Speakers, including Niall Ricardo, Sam Hersh, Hani Abramson, and Rachel Kronick reaffirmed their Jewish identity and emphasized anti-Semitism as part of broader racist violence. Niall Ricardo told The McGill Daily that “anti-Semitism doesn’t exist in a void; it’s tied to all kinds of racism and discrimination linked to the global rise of fascism.” Samer Majzoub, the President of the Canadian Muslim Forum, and Shaheen Junaid, the President of the Canadian Council of Muslim Women, spoke as well. Both offered their sympathies and emphasized the importance of solidarity in the face of violence and racism.

Two other vigils have been organized in Montreal since then. One, organized by Federation CJA and CIJA-Quebec, took place Monday at 7:30pm at the Beth Israel Beth Aaron Congregation. The Congregation was at its maximum capacity; estimates range between several hundred and over a thousand attendees. Both David Ouellette, Director of Research and Public Affairs at CIJA-Quebec, and Lesli Green, Chief Communications Officer of Federation CJA, emphasized the importance of this vigil for Montreal’s Jewish community.
Another vigil, organized by McGill, Concordia, and UdeM organizations such as Israel on Campus at McGill, IJV McGill, McGill Jewish Studies Students’ Association, Ghetto Shul, CIJA-Québec, Hillel Montreal, and others, took place at Concordia and McGill at 5:00p.m. on Tuesday, October 30. The Y intersection was full; approximately three hundred people attended. Jazlyn Hellman, President of Am McGill, told The McGill Daily that this vigil was important for campus Jewish communities to come and grieve together, both at McGill and Concordia.

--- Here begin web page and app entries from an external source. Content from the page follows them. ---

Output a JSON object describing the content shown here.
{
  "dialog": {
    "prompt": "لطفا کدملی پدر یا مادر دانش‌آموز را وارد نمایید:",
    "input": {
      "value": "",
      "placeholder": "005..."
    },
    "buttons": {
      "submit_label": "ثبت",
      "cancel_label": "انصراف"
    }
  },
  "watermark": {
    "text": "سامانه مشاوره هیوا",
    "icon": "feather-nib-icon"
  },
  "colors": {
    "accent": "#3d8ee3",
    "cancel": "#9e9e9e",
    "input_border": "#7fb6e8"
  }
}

Niall Ricardo, of IJV Montreal, told The McGill Daily that various organizations such as Federation CJA and Centre for Israel and Jewish Affairs (CIJA) were invited to the vigil on Sunday, but they declined. Ricardo implied that this had to do with the differing positions of the organizations in terms of Israel: one of IJV’s key tenets is Palestinian solidarity, which is not an opinion shared by Federation CJA and CIJA. Ouellette, of CIJA-Quebec, said that the Sunday vigil was announced very shortly after the shooting, and that his organization was busy preparing for Monday’s vigil. Hellman, of Am McGill, said that because the shooting happened on Shabbat, during which some Jews do not work or use electricity, certain people were not aware of the vigil or could not attend.

Representatives from all three vigils emphasized that these events brought communities together. More specifically, it brought the Jewish community together in the face of rising anti-Semitism.